Tove Foss Ford
The enigmatic Menders (he actually has many names, but this is his primary one) lives on the planet Eirdon. He's an assassin who is very, very good at his profession. Summoned to the queen's chambers, he anticipates commendation and reward of the coveted position of Court Assassin; but instead he is assigned to guard and train a newborn princess - a babysitting role which seems vastly below his abilities and contrary to his goal of becoming the greatest assassin who ever lived.
Viewing his career as over and his 'reward' as exile, Menders is angry and confused and deems his job unworthy of his special abilities. But guarding and guiding the child proves to be more than challenging because Princess Katrin is no ordinary child, and it soon becomes evident that the role she's prophesied to play in the kingdom is one that will require every ounce of his abilities if she's to live to grow into her own special powers.
Weaving Man is no simple, linear read but features a host of characters who hold their own strengths, flawed personas, and confusion about their roles in their kingdom. Menders has never failed a mission in his many assignments - but this, his most important position yet, is about to challenge everything he knows. Tove Foss Ford weaves a delicate plot and series of events to both highlight the challenges and enlighten readers about the emotional processes each character goes through to achieve their goals.
In effect, assassin Menders has become an instant and unwilling father. As he faces injury and possible blindness, madness, nightmares and waking dreams, his world coalesces around his duty to Katrin and his special function of keeping her safe. As years go by, the atmosphere of the kingdom is deftly honed and refined, and readers drawn into Menders' story and Katrin's coming of age will find that the looming prophecy and maelstrom of danger that descends upon the world makes for a compelling read.
Part of the reason for this strength lies in Ford's ability to easily juxtapose emotional reactions and logical rationales and thought processes with an attention to environment that gets right down to the smoke, dust, and unwashed bodies of this kingdom. Readers receive an extra dimension of reality as they experience its tastes, smells, and textures; and they become involved in the reason why Katrin's people only live in and know about a small section of the greater planet they reside on. Readers should thus expect a good degree of attention to detail which may belay staccato action in favor of lengthy description at points; but all to good purpose.
The result is a multi-faceted story that goes beyond palace politics, re-careering, a child's coming of age, or a distant queen/mother to create a complex world of evolving purposes and ever-present dangers.
Fans of Patrick Rothfus will find much the same attention to slowly building superior characters, setting, and story in an approach that bodes well for the potential of more books in the series.
Diane Donovan, Senior Reviewer, Midwest Book Review
"Weaving Man: Book One of the Prophecy Series," by Tove Foss Ford (Eirdon Books)
Ford, who lives in Troy, has written the first book in a science fiction series set on the planet Eirdon.

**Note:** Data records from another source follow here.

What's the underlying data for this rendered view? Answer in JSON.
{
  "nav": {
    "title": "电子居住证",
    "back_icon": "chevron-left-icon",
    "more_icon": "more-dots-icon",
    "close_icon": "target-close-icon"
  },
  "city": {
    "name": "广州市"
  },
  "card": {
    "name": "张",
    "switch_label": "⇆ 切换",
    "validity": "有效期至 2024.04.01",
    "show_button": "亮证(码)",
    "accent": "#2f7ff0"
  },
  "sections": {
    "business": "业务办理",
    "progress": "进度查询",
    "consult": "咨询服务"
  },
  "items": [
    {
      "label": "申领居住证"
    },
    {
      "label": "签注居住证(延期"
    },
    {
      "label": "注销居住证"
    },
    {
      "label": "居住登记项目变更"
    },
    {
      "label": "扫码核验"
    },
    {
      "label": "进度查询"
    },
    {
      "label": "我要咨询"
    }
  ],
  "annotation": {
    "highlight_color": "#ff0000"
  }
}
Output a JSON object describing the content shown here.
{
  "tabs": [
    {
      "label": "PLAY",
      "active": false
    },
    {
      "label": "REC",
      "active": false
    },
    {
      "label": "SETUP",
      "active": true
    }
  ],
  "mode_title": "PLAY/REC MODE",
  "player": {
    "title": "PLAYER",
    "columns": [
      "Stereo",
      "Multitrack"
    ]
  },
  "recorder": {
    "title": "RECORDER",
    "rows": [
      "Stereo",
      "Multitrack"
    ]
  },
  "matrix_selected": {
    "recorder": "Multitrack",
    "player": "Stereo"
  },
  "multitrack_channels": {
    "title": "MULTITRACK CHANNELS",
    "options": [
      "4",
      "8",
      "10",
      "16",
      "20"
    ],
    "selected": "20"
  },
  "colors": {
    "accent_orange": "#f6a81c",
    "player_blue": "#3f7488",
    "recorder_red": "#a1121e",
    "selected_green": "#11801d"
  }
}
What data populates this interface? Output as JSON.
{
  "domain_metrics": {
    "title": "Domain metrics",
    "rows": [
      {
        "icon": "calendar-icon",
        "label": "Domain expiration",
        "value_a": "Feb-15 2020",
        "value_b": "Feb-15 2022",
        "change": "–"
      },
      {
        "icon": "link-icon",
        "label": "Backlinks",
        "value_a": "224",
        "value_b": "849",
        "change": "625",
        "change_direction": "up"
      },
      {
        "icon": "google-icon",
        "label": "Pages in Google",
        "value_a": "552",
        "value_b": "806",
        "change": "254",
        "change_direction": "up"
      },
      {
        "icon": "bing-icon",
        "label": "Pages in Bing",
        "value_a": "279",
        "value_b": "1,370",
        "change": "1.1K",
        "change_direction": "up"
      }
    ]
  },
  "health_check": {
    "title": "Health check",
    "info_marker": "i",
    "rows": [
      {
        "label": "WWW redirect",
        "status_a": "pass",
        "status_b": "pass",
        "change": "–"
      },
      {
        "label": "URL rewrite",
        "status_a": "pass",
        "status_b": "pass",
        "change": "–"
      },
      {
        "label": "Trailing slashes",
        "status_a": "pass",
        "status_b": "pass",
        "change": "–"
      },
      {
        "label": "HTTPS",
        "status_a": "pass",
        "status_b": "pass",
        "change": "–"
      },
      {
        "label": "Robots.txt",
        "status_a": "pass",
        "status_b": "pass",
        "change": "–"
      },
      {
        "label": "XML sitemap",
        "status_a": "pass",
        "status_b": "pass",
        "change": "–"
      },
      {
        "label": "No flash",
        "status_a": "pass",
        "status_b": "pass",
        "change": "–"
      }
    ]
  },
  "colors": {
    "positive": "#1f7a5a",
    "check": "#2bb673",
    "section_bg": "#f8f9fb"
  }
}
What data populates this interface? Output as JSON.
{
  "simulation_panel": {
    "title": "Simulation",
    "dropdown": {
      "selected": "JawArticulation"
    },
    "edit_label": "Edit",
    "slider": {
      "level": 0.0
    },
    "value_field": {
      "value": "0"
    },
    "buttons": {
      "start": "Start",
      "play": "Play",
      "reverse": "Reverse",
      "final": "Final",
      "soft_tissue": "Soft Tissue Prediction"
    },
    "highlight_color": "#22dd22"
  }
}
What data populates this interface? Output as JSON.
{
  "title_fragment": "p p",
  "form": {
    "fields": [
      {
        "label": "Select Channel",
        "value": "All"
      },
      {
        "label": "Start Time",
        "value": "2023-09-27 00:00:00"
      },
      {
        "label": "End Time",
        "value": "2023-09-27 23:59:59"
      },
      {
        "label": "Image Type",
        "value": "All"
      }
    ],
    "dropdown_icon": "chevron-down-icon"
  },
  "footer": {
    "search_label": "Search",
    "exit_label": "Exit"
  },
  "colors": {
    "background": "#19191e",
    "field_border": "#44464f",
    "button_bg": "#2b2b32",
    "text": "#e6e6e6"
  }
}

If you're a fan of "Game of Thrones," you'll enjoy this book with all its characters and multiple points of view that will take you far away from the ordinary routine of Earth. It's a quick read, despite its length; if readers stay with the early chapters, they will be rewarded with an exciting character-driven science fiction story that will make you long for the next book in the series.